- Use a whole school approach. Remember that building positive attachments and reducing the impact of adverse childhood experiences is everybody’s business. The Head Teacher and Senior Leadership Team must lead this development. This is a journey not a destination and needs to be embedded across the school through policy and practice over time.
- If you are an eligible school, there is free training and action research from the Virtual School to support you to develop further your practice in this area. This is all about emotional wellbeing and developing environments, which enable young people to thrive. Governors and Foster Parents are welcome to come to all training. Please contact Marianne.email@example.com
- Ensure the Designated Teacher is a member of, or can influence, the Senior Leadership Team to positively impact on the experience of children in care within the school. The Designated Teacher will need to make sure that they understand the needs of young people who may have experienced Adverse Childhood Experiences or Early Developmental Trauma and attend Virtual School training.
- Make the Virtual School Head aware if there are any concerns around a child's education - before the situation reaches crisis point.
- Have a named governor for looked after children who champions them and holds the school to account.
Intentionally promote positive relationships & belonging
“Connectedness if key.

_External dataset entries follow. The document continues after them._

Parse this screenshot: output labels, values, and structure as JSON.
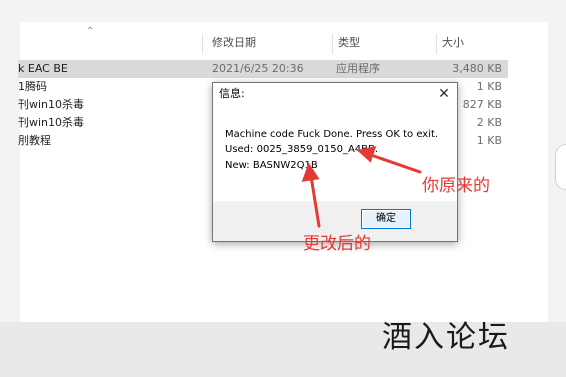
{
  "explorer": {
    "columns": {
      "date": "修改日期",
      "type": "类型",
      "size": "大小"
    },
    "files": [
      {
        "name": "k EAC BE",
        "date": "2021/6/25 20:36",
        "type": "应用程序",
        "size": "3,480 KB",
        "selected": true
      },
      {
        "name": "1腾码",
        "date": "",
        "type": "",
        "size": "1 KB",
        "selected": false
      },
      {
        "name": "刊win10杀毒",
        "date": "",
        "type": "",
        "size": "827 KB",
        "selected": false
      },
      {
        "name": "刊win10杀毒",
        "date": "",
        "type": "",
        "size": "2 KB",
        "selected": false
      },
      {
        "name": "刖教程",
        "date": "",
        "type": "",
        "size": "1 KB",
        "selected": false
      }
    ]
  },
  "dialog": {
    "title": "信息:",
    "message": "Machine code Fuck Done. Press OK to exit.",
    "used_label": "Used:",
    "used_value": "0025_3859_0150_A4BB.",
    "new_label": "New:",
    "new_value": "BASNW2Q1B",
    "ok_label": "确定"
  },
  "annotations": {
    "original": "你原来的",
    "changed": "更改后的",
    "color": "#e53935"
  },
  "watermark": "酒入论坛",
  "icons": [
    "sort-up-icon",
    "close-icon",
    "arrow-icon"
  ]
}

Your history of connectedness is a better predictor of your health than your history of adversity” (Bruce Perry, More than My Trauma Conference 2020). Therefore it is important that you make sure that the Young Person has positive connections.
Keep the young person ‘in mind’. This translates to the Young Person, as you matter, you are important and you belong.
- Be available at the beginning of the school day, to help the child shift from home to school. Remember that transitions can be difficult.
- Provide examples of times when you have thought of the pupil outside of school hours, e.g. I was watching … and it reminded me of when you….
- Perform random acts of kindness during the school day.
- Small acts can make a big difference e.g. smiling/greeting a young person.
You tend to act in accordance with how you see yourself (Steve de Shazer). There is a very good reason why it is important to promote positive self-perception. Include the Foster Carers or Adoptive parents when planning your approach. It is always easier and more effective to work as a team.
Differentiate your approach
Look at your behaviour policy and work towards producing a more relational behaviour policy over time. Differentiate your approach for those young people who need it, just as you would for a learning need and work towards empowerment.
- Relationships come first
- Connect before correct
- Engage don’t enrage
Regulate, relate then reason (Bruce Perry, 2020). This potentially allows a repair to take place which is important and can allow reflection which is an important skill that we need to develop. It is also important that the adult comes at this from Protect (Margot Sunderland, 2019). Protect is about the adult approaching the interaction from their Social Engagement System or upstairs brain and not their defence system (downstairs brain). Adult - pause before you react.
The Attachment/Trauma training will cover Emotion Coaching an evidence based high guidance high empathy approach to developing emotional regulation skills. This fits very well with other approaches such as Restorative Practice.
It can take time so do not expect instant returns. It can take time to internalise positives and begin to trust that feedback and trust you. It can take time for the young person to give you their trust.
- When planning the curriculum make sure you are being sensitive to parts of the curriculum related to families such as family trees.
Many young people who have adverse childhood experiences lack confidence in themselves as learners and may have developed a Fixed Mind-set e.g., “I am stupid”. Approaches, which use a Growth Mind-set where mistakes are important and openly talked about, and what learning is and is not will be useful.
Remember that there may be gaps in learning because of prior experience so you may underestimate what might be possible. Where there do appear to be skill gaps – teach the skill explicitly. Your school EP will be able to offer further advice.
Some young people may have deficits in Executive Functioning skills. Broadly speaking these divide into three main areas:
- Working memory – the ability to hold information in mind
- Emotional/affective management – regulation of emotions e.g. influencing attention, concentration, persistence, pause before acting etc.
- Cognitive flexibility – Planning, problem solving, adjusting to demands etc.
See information from Harvard University regarding Enhancing and Practicing Executive Function Skills with Children from Infancy to Adolescence here.
Listen to the Voice of the Child or young person
Listen to the young person’s story/their voice. When we listen, we make it possible to connect.
“Through the process of connection via co-regulation in relationship, we have the potential to become resilient”. (Deb Dana, 2018).
This can also guard against the young person moving away from connection and into patterns of defence and survival that then take them away from connection, when it is connection, which they need in order to heal.
Support the young person to focus on what they want to improve/dreams. This is what Solution Focused Psychologist Steve de Shazer calls, “Future Pull.” By articulating this future in enough detail, you can be drawn towards it, especially if it is also part of a plan and is broken into small steps.